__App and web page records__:
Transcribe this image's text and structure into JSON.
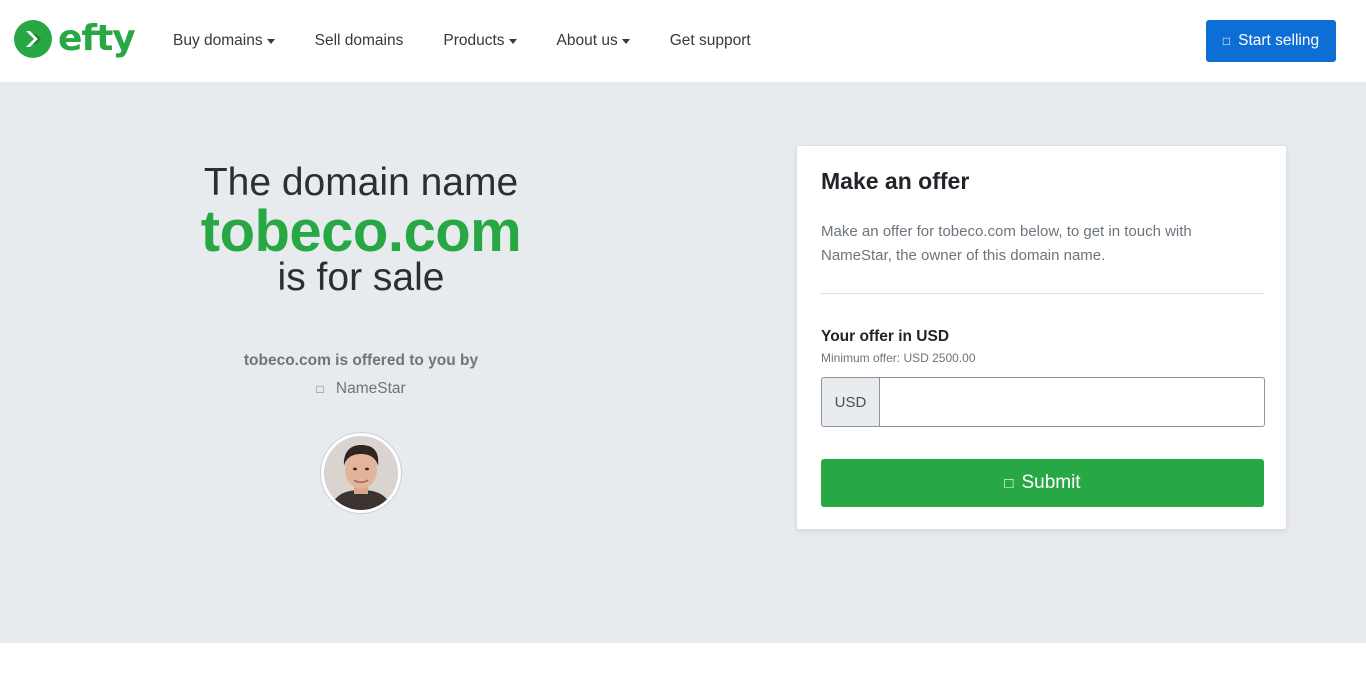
{
  "brand": {
    "name": "efty"
  },
  "nav": {
    "items": [
      {
        "label": "Buy domains",
        "dropdown": true
      },
      {
        "label": "Sell domains",
        "dropdown": false
      },
      {
        "label": "Products",
        "dropdown": true
      },
      {
        "label": "About us",
        "dropdown": true
      },
      {
        "label": "Get support",
        "dropdown": false
      }
    ],
    "cta": {
      "label": "Start selling",
      "icon": "user-plus-icon"
    }
  },
  "hero": {
    "lead1": "The domain name",
    "domain": "tobeco.com",
    "lead2": "is for sale",
    "offered_by": "tobeco.com is offered to you by",
    "seller_name": "NameStar",
    "seller_icon": "user-icon"
  },
  "offer_card": {
    "title": "Make an offer",
    "description": "Make an offer for tobeco.com below, to get in touch with NameStar, the owner of this domain name.",
    "offer_label": "Your offer in USD",
    "minimum": "Minimum offer: USD 2500.00",
    "currency": "USD",
    "amount_value": "",
    "amount_placeholder": "",
    "submit_label": "Submit",
    "submit_icon": "send-icon"
  },
  "colors": {
    "brand_green": "#28a745",
    "primary_blue": "#0d6fd6",
    "hero_bg": "#e8ebee"
  }
}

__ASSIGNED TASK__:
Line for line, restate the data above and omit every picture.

__TASK SOLUTION__:
Transcribe this image's text and structure into JSON.
{
  "brand": {
    "name": "efty"
  },
  "nav": {
    "items": [
      {
        "label": "Buy domains",
        "dropdown": true
      },
      {
        "label": "Sell domains",
        "dropdown": false
      },
      {
        "label": "Products",
        "dropdown": true
      },
      {
        "label": "About us",
        "dropdown": true
      },
      {
        "label": "Get support",
        "dropdown": false
      }
    ],
    "cta": {
      "label": "Start selling",
      "icon": "user-plus-icon"
    }
  },
  "hero": {
    "lead1": "The domain name",
    "domain": "tobeco.com",
    "lead2": "is for sale",
    "offered_by": "tobeco.com is offered to you by",
    "seller_name": "NameStar",
    "seller_icon": "user-icon"
  },
  "offer_card": {
    "title": "Make an offer",
    "description": "Make an offer for tobeco.com below, to get in touch with NameStar, the owner of this domain name.",
    "offer_label": "Your offer in USD",
    "minimum": "Minimum offer: USD 2500.00",
    "currency": "USD",
    "amount_value": "",
    "amount_placeholder": "",
    "submit_label": "Submit",
    "submit_icon": "send-icon"
  },
  "colors": {
    "brand_green": "#28a745",
    "primary_blue": "#0d6fd6",
    "hero_bg": "#e8ebee"
  }
}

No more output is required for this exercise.